Maud, an aging grandmother, is slowly losing her memory—and her grip on everyday life. Yet she refuses to forget her best friend Elizabeth, who she is convinced is missing and in terrible danger.
But no one will listen to Maud—not her frustrated daughter, Helen, not her caretakers, not the police, and especially not Elizabeth’s mercurial son, Peter. Armed with handwritten notes she leaves for herself and an overwhelming feeling that Elizabeth needs her help, Maud resolves to discover the truth and save her beloved friend.
This singular obsession forms a cornerstone of Maud’s rapidly dissolving present. But the clues she discovers seem only to lead her deeper into her past, to another unsolved disappearance: her sister, Sukey, who vanished shortly after World War II.
As vivid memories of a tragedy that occurred more than fifty years ago come flooding back, Maud discovers new momentum in her search for her friend. Could the mystery of Sukey’s disappearance hold the key to finding Elizabeth?
Well, that sounds like a rollercoaster, doesn’t it?
Three Things I Liked
- The overall mood
- A twist on dual perspectives
- The mysteries
- The whole idea of this mystery by written in the perspective of a lady with dementia is really good. I loved seeing the world through Maud’s eyes and understanding more about what life would be like for those with dementia as well as their family. When I was reading, I was wholly enveloped in the mood of the piece. Maud was sad, I was sad. Maud was angry, I was angry. Maud was worried about forgetting something, I was worried about forgetting something. I did get this lingering feeling of forgetting something a lot of the time after reading the book for a bit, and I love it when that happens.
- Unlike most of the dual (or more) perspective YA novels I have read recently, this is from the dual perspective… of the same person! Maud often fell into lapses of memory, and the reader along with her, but the interesting thing about this is neither Maud really knew the other, as Young Maud hadn’t become the other yet, and Old Maud could barely remember her past.
- The mysteries! I loved seeing how Old Maud stumbled around finding out what happened to Elizabeth.
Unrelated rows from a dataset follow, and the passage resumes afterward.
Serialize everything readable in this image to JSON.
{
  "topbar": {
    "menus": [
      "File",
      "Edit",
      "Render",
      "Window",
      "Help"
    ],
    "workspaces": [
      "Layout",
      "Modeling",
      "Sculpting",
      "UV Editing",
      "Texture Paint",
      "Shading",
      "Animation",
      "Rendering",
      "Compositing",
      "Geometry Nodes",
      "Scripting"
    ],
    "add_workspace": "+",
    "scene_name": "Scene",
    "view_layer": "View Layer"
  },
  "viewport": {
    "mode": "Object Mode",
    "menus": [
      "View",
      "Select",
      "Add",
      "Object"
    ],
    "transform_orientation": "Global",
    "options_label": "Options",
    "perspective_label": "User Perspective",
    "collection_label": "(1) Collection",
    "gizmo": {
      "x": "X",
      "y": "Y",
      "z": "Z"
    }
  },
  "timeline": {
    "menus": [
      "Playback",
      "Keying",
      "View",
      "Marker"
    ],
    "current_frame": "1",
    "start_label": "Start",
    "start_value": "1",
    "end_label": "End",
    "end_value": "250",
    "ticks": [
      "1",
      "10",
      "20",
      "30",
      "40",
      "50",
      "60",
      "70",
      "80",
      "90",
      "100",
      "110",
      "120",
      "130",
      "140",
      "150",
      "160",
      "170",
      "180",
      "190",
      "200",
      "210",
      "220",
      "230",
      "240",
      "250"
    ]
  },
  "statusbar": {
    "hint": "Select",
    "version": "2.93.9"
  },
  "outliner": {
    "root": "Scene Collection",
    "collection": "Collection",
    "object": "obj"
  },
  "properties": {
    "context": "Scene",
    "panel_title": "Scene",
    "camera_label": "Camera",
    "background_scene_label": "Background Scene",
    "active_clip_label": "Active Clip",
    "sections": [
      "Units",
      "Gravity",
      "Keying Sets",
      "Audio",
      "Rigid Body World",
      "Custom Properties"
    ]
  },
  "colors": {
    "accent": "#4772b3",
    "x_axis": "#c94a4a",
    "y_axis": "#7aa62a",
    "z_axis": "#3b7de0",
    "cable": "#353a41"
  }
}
She constantly forgot what she was doing, but always managed to remember something was wrong… Elizabeth was missing. In Young Maud’s time, Sukey’s disappearance was the main focus of her days. I enjoyed the contrast, but also parallels, of these two mysteries and their unexpected connections.